*** Begin section ***

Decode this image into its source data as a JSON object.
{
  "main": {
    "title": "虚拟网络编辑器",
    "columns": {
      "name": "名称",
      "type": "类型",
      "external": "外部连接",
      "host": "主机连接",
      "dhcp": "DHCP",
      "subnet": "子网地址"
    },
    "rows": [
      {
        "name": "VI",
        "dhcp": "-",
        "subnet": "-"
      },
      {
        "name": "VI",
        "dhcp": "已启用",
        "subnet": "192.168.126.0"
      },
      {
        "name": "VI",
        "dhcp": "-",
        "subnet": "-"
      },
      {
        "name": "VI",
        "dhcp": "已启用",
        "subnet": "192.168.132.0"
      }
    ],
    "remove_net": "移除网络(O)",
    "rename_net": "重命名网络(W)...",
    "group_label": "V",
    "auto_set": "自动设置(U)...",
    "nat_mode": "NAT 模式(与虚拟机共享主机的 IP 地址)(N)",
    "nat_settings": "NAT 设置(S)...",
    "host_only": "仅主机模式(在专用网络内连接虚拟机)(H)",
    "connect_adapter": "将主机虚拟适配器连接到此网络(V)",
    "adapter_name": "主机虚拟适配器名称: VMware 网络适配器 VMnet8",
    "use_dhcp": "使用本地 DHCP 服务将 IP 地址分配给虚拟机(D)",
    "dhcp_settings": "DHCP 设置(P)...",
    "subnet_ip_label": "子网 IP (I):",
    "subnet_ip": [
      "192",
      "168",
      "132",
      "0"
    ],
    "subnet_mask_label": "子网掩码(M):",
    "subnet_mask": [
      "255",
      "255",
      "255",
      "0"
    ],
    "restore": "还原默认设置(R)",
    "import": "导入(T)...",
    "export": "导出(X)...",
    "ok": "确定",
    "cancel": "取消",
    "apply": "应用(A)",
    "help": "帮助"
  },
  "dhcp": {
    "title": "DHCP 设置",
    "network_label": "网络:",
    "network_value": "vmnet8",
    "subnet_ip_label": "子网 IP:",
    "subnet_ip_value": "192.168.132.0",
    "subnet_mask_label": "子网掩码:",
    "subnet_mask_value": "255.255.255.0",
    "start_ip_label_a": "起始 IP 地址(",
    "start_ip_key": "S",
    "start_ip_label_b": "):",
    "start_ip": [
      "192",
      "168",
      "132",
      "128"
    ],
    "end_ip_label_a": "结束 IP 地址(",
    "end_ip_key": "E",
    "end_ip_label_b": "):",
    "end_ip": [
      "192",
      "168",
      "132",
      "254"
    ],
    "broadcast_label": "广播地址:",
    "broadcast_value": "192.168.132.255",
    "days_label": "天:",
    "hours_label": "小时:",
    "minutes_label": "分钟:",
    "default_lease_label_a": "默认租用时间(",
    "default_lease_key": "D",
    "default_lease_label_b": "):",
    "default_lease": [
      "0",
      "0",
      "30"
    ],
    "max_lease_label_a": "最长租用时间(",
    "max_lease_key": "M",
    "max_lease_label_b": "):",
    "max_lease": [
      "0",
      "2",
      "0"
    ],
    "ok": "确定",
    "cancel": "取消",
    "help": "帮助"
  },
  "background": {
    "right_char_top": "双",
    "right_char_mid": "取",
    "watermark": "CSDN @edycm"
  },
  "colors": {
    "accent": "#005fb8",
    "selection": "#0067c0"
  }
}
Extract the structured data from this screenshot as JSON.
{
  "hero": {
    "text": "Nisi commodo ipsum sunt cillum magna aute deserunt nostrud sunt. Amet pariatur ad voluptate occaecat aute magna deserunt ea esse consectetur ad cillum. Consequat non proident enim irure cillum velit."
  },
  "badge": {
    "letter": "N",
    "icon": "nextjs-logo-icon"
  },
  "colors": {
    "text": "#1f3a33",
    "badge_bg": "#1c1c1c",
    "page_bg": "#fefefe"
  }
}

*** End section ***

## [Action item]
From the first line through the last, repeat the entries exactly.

## [Result for this task]
Decode this image into its source data as a JSON object.
{
  "main": {
    "title": "虚拟网络编辑器",
    "columns": {
      "name": "名称",
      "type": "类型",
      "external": "外部连接",
      "host": "主机连接",
      "dhcp": "DHCP",
      "subnet": "子网地址"
    },
    "rows": [
      {
        "name": "VI",
        "dhcp": "-",
        "subnet": "-"
      },
      {
        "name": "VI",
        "dhcp": "已启用",
        "subnet": "192.168.126.0"
      },
      {
        "name": "VI",
        "dhcp": "-",
        "subnet": "-"
      },
      {
        "name": "VI",
        "dhcp": "已启用",
        "subnet": "192.168.132.0"
      }
    ],
    "remove_net": "移除网络(O)",
    "rename_net": "重命名网络(W)...",
    "group_label": "V",
    "auto_set": "自动设置(U)...",
    "nat_mode": "NAT 模式(与虚拟机共享主机的 IP 地址)(N)",
    "nat_settings": "NAT 设置(S)...",
    "host_only": "仅主机模式(在专用网络内连接虚拟机)(H)",
    "connect_adapter": "将主机虚拟适配器连接到此网络(V)",
    "adapter_name": "主机虚拟适配器名称: VMware 网络适配器 VMnet8",
    "use_dhcp": "使用本地 DHCP 服务将 IP 地址分配给虚拟机(D)",
    "dhcp_settings": "DHCP 设置(P)...",
    "subnet_ip_label": "子网 IP (I):",
    "subnet_ip": [
      "192",
      "168",
      "132",
      "0"
    ],
    "subnet_mask_label": "子网掩码(M):",
    "subnet_mask": [
      "255",
      "255",
      "255",
      "0"
    ],
    "restore": "还原默认设置(R)",
    "import": "导入(T)...",
    "export": "导出(X)...",
    "ok": "确定",
    "cancel": "取消",
    "apply": "应用(A)",
    "help": "帮助"
  },
  "dhcp": {
    "title": "DHCP 设置",
    "network_label": "网络:",
    "network_value": "vmnet8",
    "subnet_ip_label": "子网 IP:",
    "subnet_ip_value": "192.168.132.0",
    "subnet_mask_label": "子网掩码:",
    "subnet_mask_value": "255.255.255.0",
    "start_ip_label_a": "起始 IP 地址(",
    "start_ip_key": "S",
    "start_ip_label_b": "):",
    "start_ip": [
      "192",
      "168",
      "132",
      "128"
    ],
    "end_ip_label_a": "结束 IP 地址(",
    "end_ip_key": "E",
    "end_ip_label_b": "):",
    "end_ip": [
      "192",
      "168",
      "132",
      "254"
    ],
    "broadcast_label": "广播地址:",
    "broadcast_value": "192.168.132.255",
    "days_label": "天:",
    "hours_label": "小时:",
    "minutes_label": "分钟:",
    "default_lease_label_a": "默认租用时间(",
    "default_lease_key": "D",
    "default_lease_label_b": "):",
    "default_lease": [
      "0",
      "0",
      "30"
    ],
    "max_lease_label_a": "最长租用时间(",
    "max_lease_key": "M",
    "max_lease_label_b": "):",
    "max_lease": [
      "0",
      "2",
      "0"
    ],
    "ok": "确定",
    "cancel": "取消",
    "help": "帮助"
  },
  "background": {
    "right_char_top": "双",
    "right_char_mid": "取",
    "watermark": "CSDN @edycm"
  },
  "colors": {
    "accent": "#005fb8",
    "selection": "#0067c0"
  }
}
Extract the structured data from this screenshot as JSON.
{
  "hero": {
    "text": "Nisi commodo ipsum sunt cillum magna aute deserunt nostrud sunt. Amet pariatur ad voluptate occaecat aute magna deserunt ea esse consectetur ad cillum. Consequat non proident enim irure cillum velit."
  },
  "badge": {
    "letter": "N",
    "icon": "nextjs-logo-icon"
  },
  "colors": {
    "text": "#1f3a33",
    "badge_bg": "#1c1c1c",
    "page_bg": "#fefefe"
  }
}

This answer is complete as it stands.